Loonies, Toonies and Foodies

We're back from Vancouver, blisters on our feet, five pounds heavier and bursting with information. Our strategy before the trip was to figure out a way to maximize our dollar without sacrificing our experience. Thanks to a generous gift of 50k airline miles from Brett's parents, we were ahead of the game from the beginning. The average nightly rate for a hotel room, on the other hand, a total killer. So we began looking for alternative accommodations. Enter Airbnb.com

This stunning one bedroom, one bath condo in the heart of Yaletown was only $586 for 4 nights. Too good to be true right? That's what we thought, until we arrived to find the condo in mint condition and the owner, Linda, to be perfectly normal. She was flexible to our travel needs and even provided us with a list of her favorite restaurants, a quality gal!  This was our first experience with Airbnb, so I can't speak for its success rate in other cities, but I encourage you to give it a glance before booking a hotel.

Like I mentioned (here), we planned a self-guided food tour before leaving for the trip.  I created a map detailing the restaurants we hoped to visit, and I have to say, although it may seem intense, it was referenced daily. Being as we were in Canada, we could only access wireless networks... had to forgo the iPhone for the old school map.

Aside from Yelp and recommendations from friends, bartenders are the best source of information. First order of business on vacation, go out for a drink!

Where to EAT - Vancouver's diverse culinary scene is a direct reflection of it's  population, often referred to as the "City of Neighborhoods," you will not be at a loss for selection.  Our favorite spots include:

1. Twisted Fork Bistro - We only visited for brunch, incredible food and french pressed coffee.  If you are into scones, give them a try with some of their homemade jam. A little pricey, but the portions are large enough to share.

2. The Templeton - We found this place by accident while waiting for Twisted Fork to open. Our favorite restaurant from the trip. It's completely unassuming, an old diner style with very few seats.  The price point is excellent. We only tried their brunch, but would go back for lunch or dinner.

3. Meat and Bread - Located on the edge of Gastown, I would suggest grabbing lunch (preferably the meatball sandwich or chicken noodle soup) before perusing the boutique lined streets. Great place for quality meat.

Bin 941 - recommended by our waitress at Twisted Fork, as well as, our condo owner Linda.  We enjoyed some incredible tapas, though the mother of all tapas, as we ordered two dishes and were completely stuffed.

Japa Dog Stand - Located on the corner or Burrard and Smithe. We couldn't possibly leave Vancouver without trying the infamous Japanese style hotdog.  A beef frank topped with teriyaki sauce, Japanese mayonnaise, sautéed onions and dried seaweed. After the first bite, we were hooked.  It wouldn't be a weekly staple, but I can see why there's a crowd, very tasty!

Terimayo Japadog

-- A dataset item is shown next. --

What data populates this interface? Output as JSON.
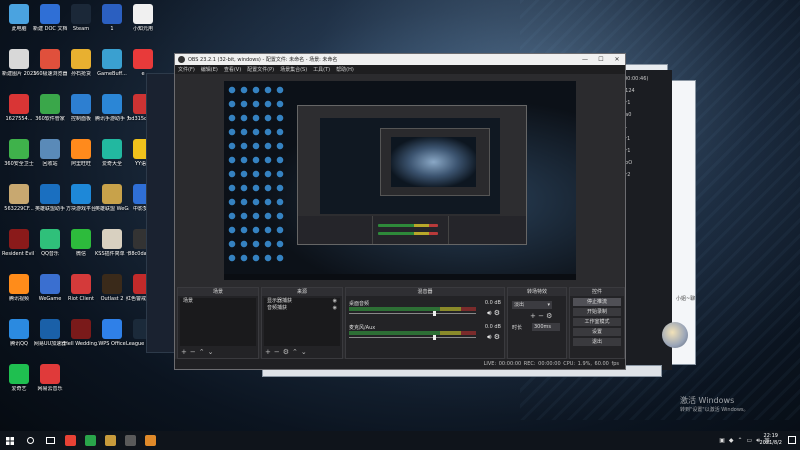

GUU - If there was one restaurant to visit while in Vancouver, it would be this one.  The line starts forming 15 minutes before the doors open, so you have to plan accordingly.  It's loud, energetic and the food is amazing. Japanese Tapas, this time it took 5 small dishes before we tapped out. Total price $35.

Where to DRINK - Surprisingly, Vancouver has quiet a few restaurants specializing in pre-prohibition style cocktails, something I have grown quite fond of over the past months. If that's not your thing, no worries, you are sure to be impressed with their beer and wine selection.

Alabi Room - If you're looking for something laid back with a sophisticated beer, wine and cheese selection, this is your place.  Referred to as a "Modern Tavern" and accomplishing the term rather well.

Pourhouse - Pre-Prohibition style cocktails and dim lighting, I fell in love the moment I walked in the door.  Brett and I split the Bolognese, it was fair.  Just go for a drink.

What to DO - A constant stream of rain kept us from taking full advantage of Vancouver's outdoor activities for the first 2 days. However it didn't keep us from exploring the city, there's something relaxing about wandering unfamiliar streets without any expectations...we did a lot of this.

Granville Island.  $11 will get you a roundtrip on the aquabus, no need to take a taxi. Once on the island, head straight for the Granville Island Public Market, a great place for lunch and people watching. If it's a nice day I would gather ingredients for a picnic and head to one of the beautiful beaches on Vancouver Island.

Spokes Bicycle Rentals - our day of sun included a bike ride around Stanley Park. Although there are plenty of rental shops to choose from, I thought Spokes was in the best location. Just under $40 for the afternoon.

Looking forward to another trip, maybe skiing in Whistler?